In imperial times, the pronoun for "I" was commonly omitted when speaking politely or to someone with higher social status. "I" was usually replaced with special pronouns to address specific situations. Examples include guǎrén (寡人) during early Chinese history and zhèn (朕) after the Qin dynasty when the Emperor is speaking to his subjects. When the subjects speak to the Emperor, they address themselves as chén (臣), or "your official". It was extremely impolite and taboo to address the Emperor as "you" or to address oneself as "I".
In modern times, the practice of self-deprecatory terms is still used in specific formal situations. In résumés, the term guì (贵/貴; lit. noble) is used for "you" and "your"; e.g., gùi gōngsī (贵公司/貴公司) refers to "your company". Běnrén (本人; lit. this person) is used to refer to oneself.

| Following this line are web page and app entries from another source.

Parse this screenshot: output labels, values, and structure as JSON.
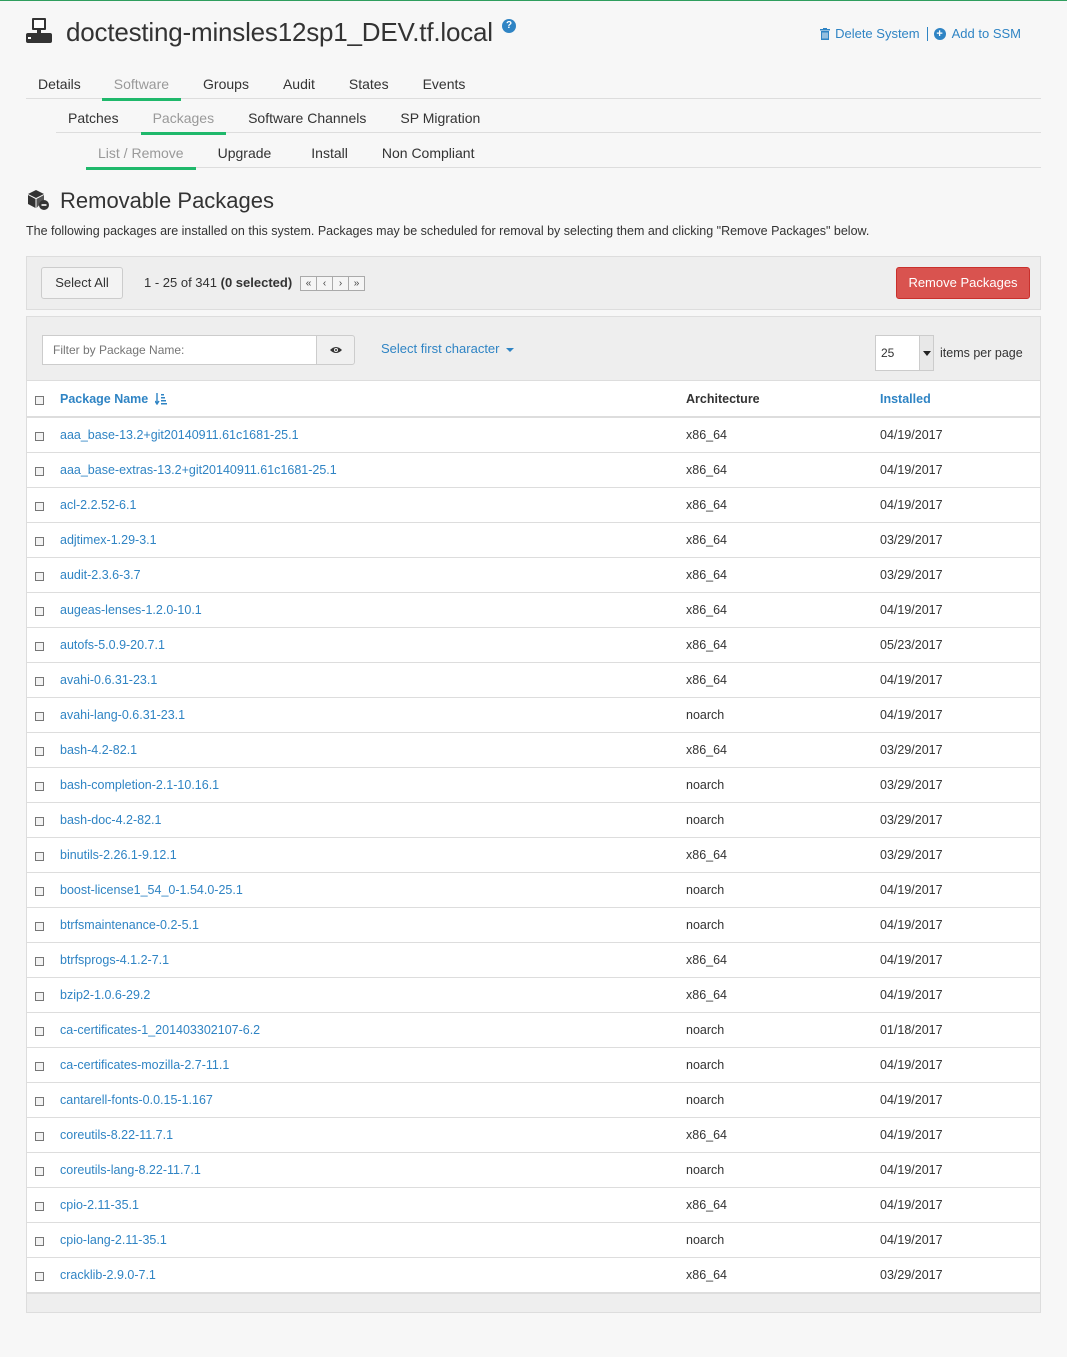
{
  "header": {
    "system_name": "doctesting-minsles12sp1_DEV.tf.local",
    "help": "?",
    "delete_system": "Delete System",
    "add_to_ssm": "Add to SSM"
  },
  "tabs_primary": [
    "Details",
    "Software",
    "Groups",
    "Audit",
    "States",
    "Events"
  ],
  "tabs_secondary": [
    "Patches",
    "Packages",
    "Software Channels",
    "SP Migration"
  ],
  "tabs_tertiary": [
    "List / Remove",
    "Upgrade",
    "Install",
    "Non Compliant"
  ],
  "section": {
    "title": "Removable Packages",
    "description": "The following packages are installed on this system. Packages may be scheduled for removal by selecting them and clicking \"Remove Packages\" below."
  },
  "toolbar": {
    "select_all": "Select All",
    "range": "1 - 25 of 341",
    "selected": "(0 selected)",
    "pager": [
      "«",
      "‹",
      "›",
      "»"
    ],
    "remove": "Remove Packages"
  },
  "filter": {
    "placeholder": "Filter by Package Name:",
    "first_char": "Select first character",
    "per_page": "25",
    "per_page_label": "items per page"
  },
  "table": {
    "headers": {
      "name": "Package Name",
      "arch": "Architecture",
      "installed": "Installed"
    },
    "rows": [
      [
        "aaa_base-13.2+git20140911.61c1681-25.1",
        "x86_64",
        "04/19/2017"
      ],
      [
        "aaa_base-extras-13.2+git20140911.61c1681-25.1",
        "x86_64",
        "04/19/2017"
      ],
      [
        "acl-2.2.52-6.1",
        "x86_64",
        "04/19/2017"
      ],
      [
        "adjtimex-1.29-3.1",
        "x86_64",
        "03/29/2017"
      ],
      [
        "audit-2.3.6-3.7",
        "x86_64",
        "03/29/2017"
      ],
      [
        "augeas-lenses-1.2.0-10.1",
        "x86_64",
        "04/19/2017"
      ],
      [
        "autofs-5.0.9-20.7.1",
        "x86_64",
        "05/23/2017"
      ],
      [
        "avahi-0.6.31-23.1",
        "x86_64",
        "04/19/2017"
      ],
      [
        "avahi-lang-0.6.31-23.1",
        "noarch",
        "04/19/2017"
      ],
      [
        "bash-4.2-82.1",
        "x86_64",
        "03/29/2017"
      ],
      [
        "bash-completion-2.1-10.16.1",
        "noarch",
        "03/29/2017"
      ],
      [
        "bash-doc-4.2-82.1",
        "noarch",
        "03/29/2017"
      ],
      [
        "binutils-2.26.1-9.12.1",
        "x86_64",
        "03/29/2017"
      ],
      [
        "boost-license1_54_0-1.54.0-25.1",
        "noarch",
        "04/19/2017"
      ],
      [
        "btrfsmaintenance-0.2-5.1",
        "noarch",
        "04/19/2017"
      ],
      [
        "btrfsprogs-4.1.2-7.1",
        "x86_64",
        "04/19/2017"
      ],
      [
        "bzip2-1.0.6-29.2",
        "x86_64",
        "04/19/2017"
      ],
      [
        "ca-certificates-1_201403302107-6.2",
        "noarch",
        "01/18/2017"
      ],
      [
        "ca-certificates-mozilla-2.7-11.1",
        "noarch",
        "04/19/2017"
      ],
      [
        "cantarell-fonts-0.0.15-1.167",
        "noarch",
        "04/19/2017"
      ],
      [
        "coreutils-8.22-11.7.1",
        "x86_64",
        "04/19/2017"
      ],
      [
        "coreutils-lang-8.22-11.7.1",
        "noarch",
        "04/19/2017"
      ],
      [
        "cpio-2.11-35.1",
        "x86_64",
        "04/19/2017"
      ],
      [
        "cpio-lang-2.11-35.1",
        "noarch",
        "04/19/2017"
      ],
      [
        "cracklib-2.9.0-7.1",
        "x86_64",
        "03/29/2017"
      ]
    ]
  }
}
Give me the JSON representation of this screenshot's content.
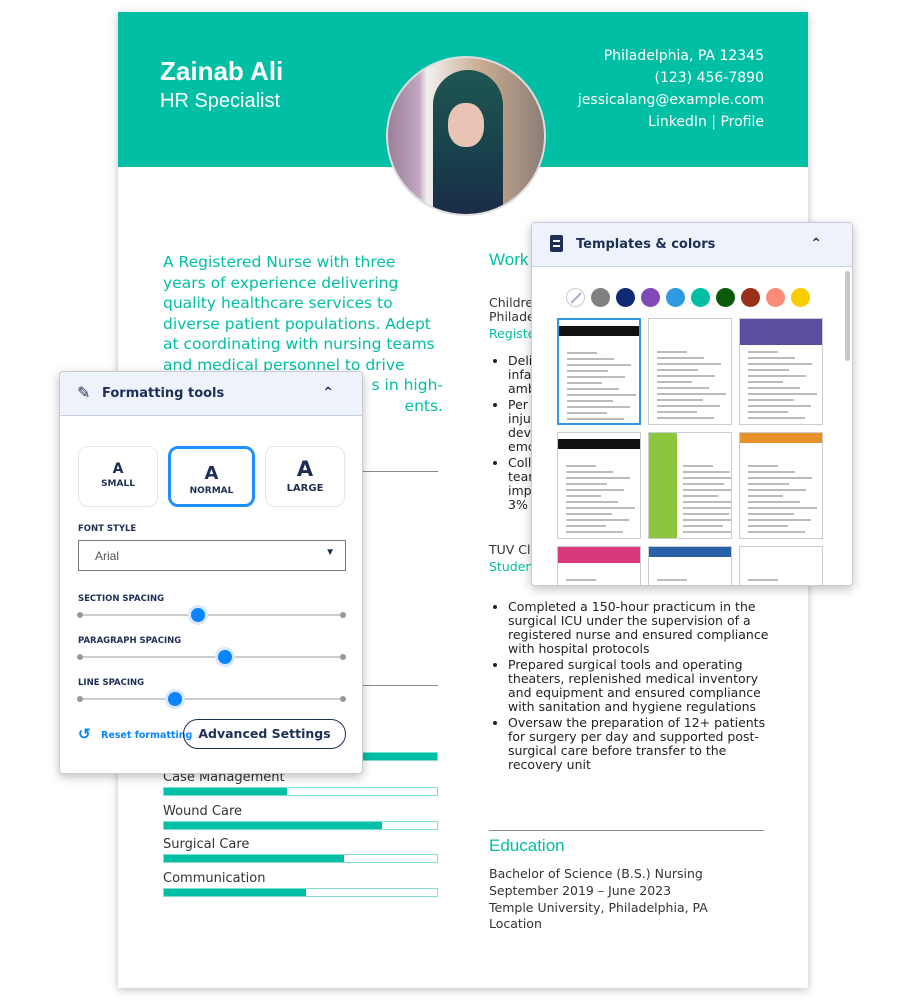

- Adapted from Yip, p. 47.
- Ross, Claudia; Sheng Ma, Jing-heng (2006). Modern Mandarin Chinese Grammar: A Practical Guide. Psychology Press. p. 25.
- Matthews, 2010. "Language Contact and Chinese". In Hickey, ed., The Handbook of Language Contact, p 760. doi:10.1002/9781444318159.ch37.
- Attempts to introduce audibly different forms for she (yī) and it (tuō) in the first half of the 20th century were unsuccessful (Kane, p. 107).
- Sun, pp. 166-167.
- Shei, Chris (2019). The Routledge Handbook of Chinese Discourse Analysis. Routledge. p. 200.
- Laurent Sagart: The Roots of Old Chinese. (Amsterdam Studies in the Theory and History of Linguistic Science, Series IV, Volume 184) John Benjamins, Amsterdam/Philadelphia 1999. ISBN 90-272-3690-9, S. 142–147; W. A. C. H. Dobson: Early Archaic Chinese. A Descriptive Grammar. University of Toronto Press, Toronto 1962, S. 112–114.
- Ancient Chinese reconstructions according to Baxter and Sagart Archived September 27, 2013, at the Wayback Machine.
- Note: The specified forms represent only a small selection.
- Note: Middle Chinese pronunciations given in Baxter's notation.
- Shi, Q.-S. (2016). Personal Pronouns in Southern Min Dialect. In P.-H. Ting et al. (Eds.). New Horizons in the Study of Chinese: Dialectology, Grammar, and Philology (pp. 181-190). Hong Kong: The Chinese University Press.
- Mataro J. Hashimoto: The Hakka Dialect. A linguistic study of Its Phonology, Syntax and Lexicon. University Press, Cambridge 1973. ISBN 0-521-20037-7
- Hakka Affairs Council. (2017). Vocabulary Words for the Hakka Proficiency Test: Elementary (Sixian Dialect) [客語能力認證基本辭彙-初級(四縣腔)]. Retrieved from https://elearning.hakka.gov.tw/ver2015
- Kane, Daniel (2006). The Chinese Language: Its History and Usage. North Clarendon, VT: Tuttle. ISBN 0-8048-3853-4. OCLC 77522617.
- Sun, Chaofen (2006). Chinese: A Linguistic Introduction. Cambridge: Cambridge University Press. pp. 166–169. ISBN 0-521-82380-3. OCLC 70671780.
- Yip, Po-Ching; Rimmington, Don (2004). Chinese: A Comprehensive Grammar. London; New York: Routledge. pp. 47–58. ISBN 978-0-415-15031-6. OCLC 52178249.